FORT WORTH -- Jolene Price believes that her daughter's death was an accident.
She believed it when she stood by the hospital bed almost 31 years ago, watching as doctors removed the machines that were keeping 15-month-old Heidi Page alive.
And she believes it today, despite learning that authorities have now accused her sister-in-law, Teena Mathis, of killing Heidi.
"I will fight for her [Mathis] because I think it's wrong what they're doing," Price, 48, said Thursday in a telephone interview from Utah. "If they had suspicions, they should have taken care of it years ago, not wait for 31 years or however long it's been and then come back on somebody and do that kind of stuff."
Mathis, a grandmother living in Springtown, surrendered Wednesday to authorities on a murder warrant accusing her of fatally injuring her niece while caring for the girl at her Fort Worth home July 15, 1982, two days before Heidi's death.
"They were outside.
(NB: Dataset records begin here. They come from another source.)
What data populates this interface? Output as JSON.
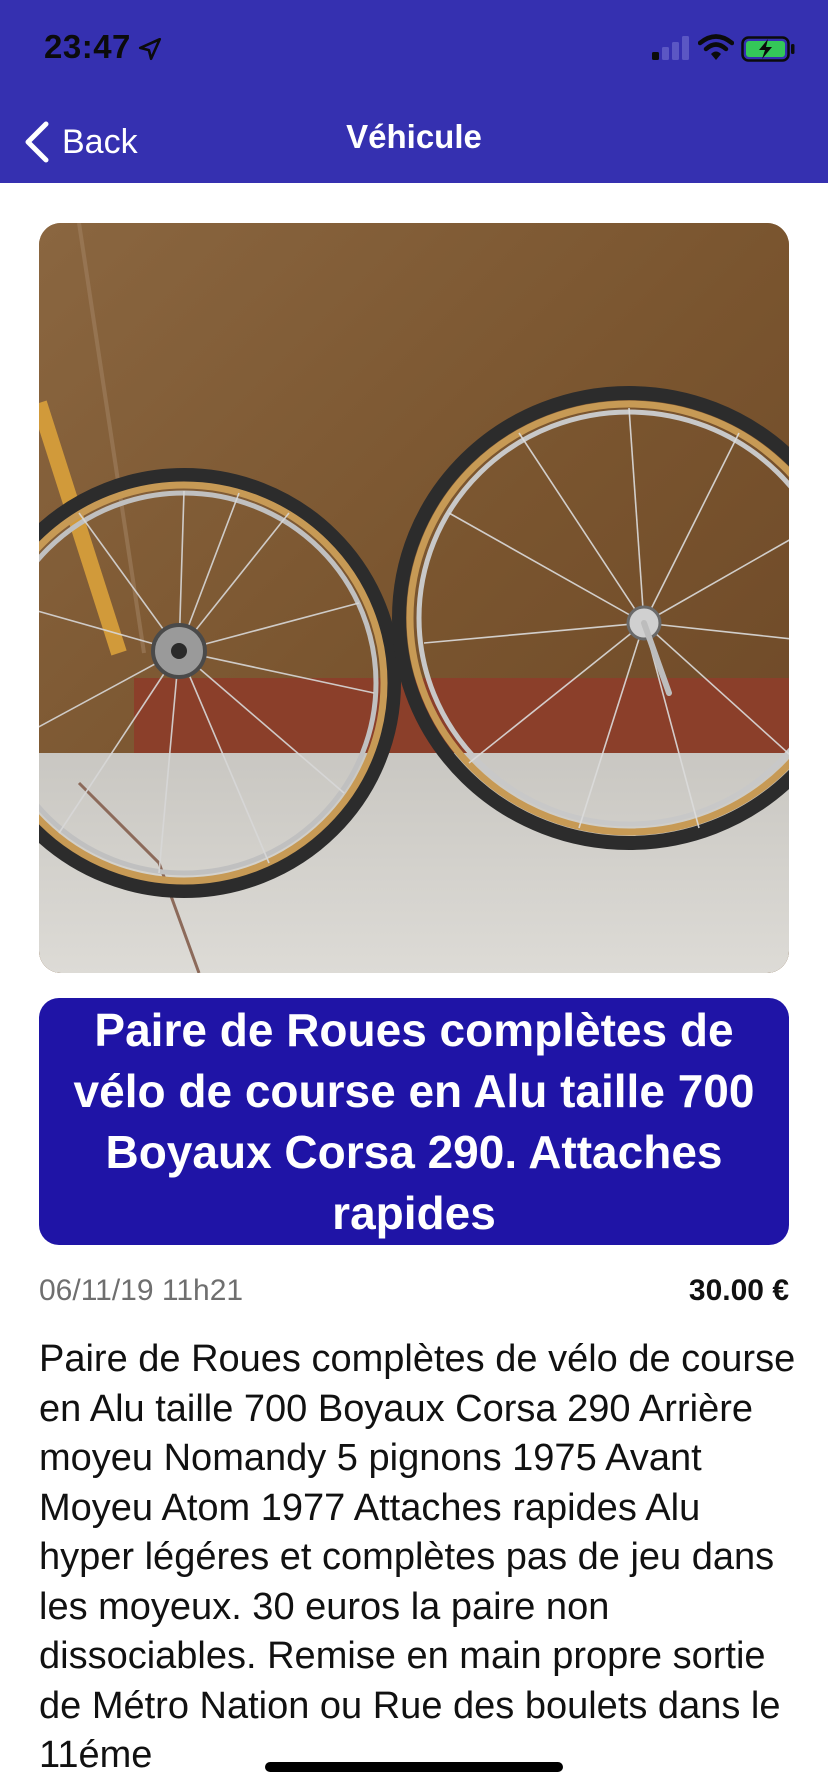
{
  "status_bar": {
    "time": "23:47",
    "icons": [
      "location-arrow-icon",
      "cellular-signal-icon",
      "wifi-icon",
      "battery-charging-icon"
    ]
  },
  "nav": {
    "back_label": "Back",
    "title": "Véhicule"
  },
  "listing": {
    "image_icon": "bicycle-wheels-photo",
    "title": "Paire de Roues complètes de vélo de course en Alu taille 700 Boyaux Corsa 290. Attaches rapides",
    "date": "06/11/19 11h21",
    "price": "30.00 €",
    "description": "Paire de Roues complètes de vélo de course en Alu taille 700 Boyaux Corsa 290 Arrière moyeu Nomandy 5 pignons 1975 Avant Moyeu Atom 1977 Attaches rapides Alu hyper légéres et complètes pas de jeu dans les moyeux. 30 euros la paire non dissociables. Remise en main propre sortie de Métro Nation ou Rue des boulets dans le 11éme"
  },
  "colors": {
    "header": "#3530b0",
    "title_box": "#1f14a6",
    "battery": "#34c759"
  }
}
Her kids were playing on the swings, then the phone rang and she went in to answer the phone," Price said, relating the account Mathis gave after that terrible day. "My daughter had walked behind the swing set and got hit in the head."
But Fort Worth police homicide Sgt. Cheryl Johnson told a different story.
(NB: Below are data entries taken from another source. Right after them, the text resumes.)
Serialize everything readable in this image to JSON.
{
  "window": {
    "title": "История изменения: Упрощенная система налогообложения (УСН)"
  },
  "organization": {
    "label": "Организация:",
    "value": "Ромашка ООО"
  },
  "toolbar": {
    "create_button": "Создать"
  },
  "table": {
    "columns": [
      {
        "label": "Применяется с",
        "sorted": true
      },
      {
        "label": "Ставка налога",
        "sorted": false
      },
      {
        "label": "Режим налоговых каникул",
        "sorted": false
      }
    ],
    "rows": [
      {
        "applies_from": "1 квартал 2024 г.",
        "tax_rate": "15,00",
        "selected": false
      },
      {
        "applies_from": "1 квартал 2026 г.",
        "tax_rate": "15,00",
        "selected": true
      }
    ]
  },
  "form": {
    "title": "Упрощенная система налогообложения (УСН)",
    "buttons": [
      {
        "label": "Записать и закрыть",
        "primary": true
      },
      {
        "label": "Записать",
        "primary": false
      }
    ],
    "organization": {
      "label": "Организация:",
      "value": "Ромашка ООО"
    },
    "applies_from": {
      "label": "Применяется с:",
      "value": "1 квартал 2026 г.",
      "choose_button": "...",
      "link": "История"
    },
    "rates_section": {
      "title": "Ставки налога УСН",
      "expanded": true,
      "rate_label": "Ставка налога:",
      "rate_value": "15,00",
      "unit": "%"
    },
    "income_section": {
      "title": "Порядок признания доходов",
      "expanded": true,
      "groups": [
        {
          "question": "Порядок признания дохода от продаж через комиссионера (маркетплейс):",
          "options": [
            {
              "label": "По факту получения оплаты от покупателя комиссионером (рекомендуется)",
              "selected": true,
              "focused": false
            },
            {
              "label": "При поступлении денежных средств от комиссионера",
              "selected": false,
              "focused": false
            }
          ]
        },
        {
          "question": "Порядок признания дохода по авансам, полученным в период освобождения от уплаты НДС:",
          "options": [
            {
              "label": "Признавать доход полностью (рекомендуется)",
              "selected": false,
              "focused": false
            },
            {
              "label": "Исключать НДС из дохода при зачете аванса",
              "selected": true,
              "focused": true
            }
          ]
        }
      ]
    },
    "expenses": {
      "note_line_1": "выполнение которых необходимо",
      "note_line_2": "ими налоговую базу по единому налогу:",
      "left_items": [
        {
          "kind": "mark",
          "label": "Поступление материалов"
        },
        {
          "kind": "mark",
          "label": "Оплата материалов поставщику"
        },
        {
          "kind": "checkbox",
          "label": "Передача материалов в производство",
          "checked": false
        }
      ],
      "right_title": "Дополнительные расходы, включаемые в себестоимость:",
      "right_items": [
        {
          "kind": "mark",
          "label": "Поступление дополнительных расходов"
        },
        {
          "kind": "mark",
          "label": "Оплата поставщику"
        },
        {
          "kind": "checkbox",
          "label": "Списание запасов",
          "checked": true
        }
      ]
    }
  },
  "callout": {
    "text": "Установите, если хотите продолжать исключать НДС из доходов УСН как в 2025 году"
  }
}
Officers, she said, had observed "numerous bruises" on Heidi's face and body when they were called to the hospital that day.
Mathis told officers that the girl had fallen, which did not explain the injuries, Johnson said.
Although the medical examiner's office ruled Heidi's death a homicide, no arrests were made.
Johnson said the case was recently reviewed by the department's cold case unit and assigned to Detective Kerry Adcock for further investigation.
"The investigation showed that the injuries were inconsistent with a fall," Johnson said.
Johnson said she doesn't know why the case was not pursued in 1982. She said Adcock decided to reinterview those involved and present the case to the district attorney's office, and prosecutors decided to file the charge.
On Thursday, Mathis was charged with murder. She remained in the Mansfield Jail on Thursday afternoon with bail set at $250,000. Her attorney, Jim Lane of Fort Worth, did not immediately return a message seeking comment.
The arrest is the second this week in which a caregiver was charged with murder in the decades-old death of a child. On Tuesday, Patricia Ann Jones was charged with murder in the Sept. 9, 1986, death of her nephew, 19-month-old John P. Jones.
Jones told investigators in 1986 that her nephew was fatally injured when he bounced off the bed and onto the hardwood floor. His death, however, was ruled a homicide.
Though she was arrested a week after the boy's death, Jones was released two days later and was never formally charged. Recently, Fort Worth police reopened the cold case and on Friday -- 26 years later -- Jones was arrested.
Sgt. Rico Lucero, supervisor of the Arlington Police Department's crimes against children unit, said investigation and prosecution of child abuse cases have become more specialized and aggressive. He attributes that change to partnerships built between law enforcement, child advocates, therapists, physicians, Child Protective Services and the district attorney's office, as embodied by Tarrant County's three Alliance For Children centers.
He said that while loved ones might prefer not to pursue prosecution against relatives, the decision is not theirs to make. "It's still a violation of the law," Lucero said. "We still have to seek justice for the person that can't make that decision."
Price said she was a single mother living in Utah when she left Heidi in the care of her brother and his wife in Fort Worth while she prepared to move to Texas.
"They were watching her for me and that's when it happened," she said.
Price said she rushed to Fort Worth after learning that Heidi had been critically injured in what her relatives described as an accident.
"I was there at the hospital when she died," she said.
Price buried her daughter in Utah and abandoned her plans to move. She said that investigators never interviewed her and that, to her knowledge, the case had simply been closed as an accident. She never knew that the Tarrant County medical examiner's office had ruled her daughter's death a homicide, caused by blunt force trauma, she said.
"I believe my sister told me that they were getting interviewed and that's all I ever heard about it," she said. "They never told me anything about what was going on."
Price said she recently got a phone call from a Fort Worth detective.
"They called me and said they had the case still open after all these years," she said. "I asked them to close the case because I felt like it was an accident."
Price said she did not know that her sister-in-law had been arrested until she was contacted by a Star-Telegram reporter. She said she hopes prosecutors will take her opinion into consideration.
"If I thought it was a homicide; it would be different. I don't believe that it was."
Deanna Boyd, 817-390-7655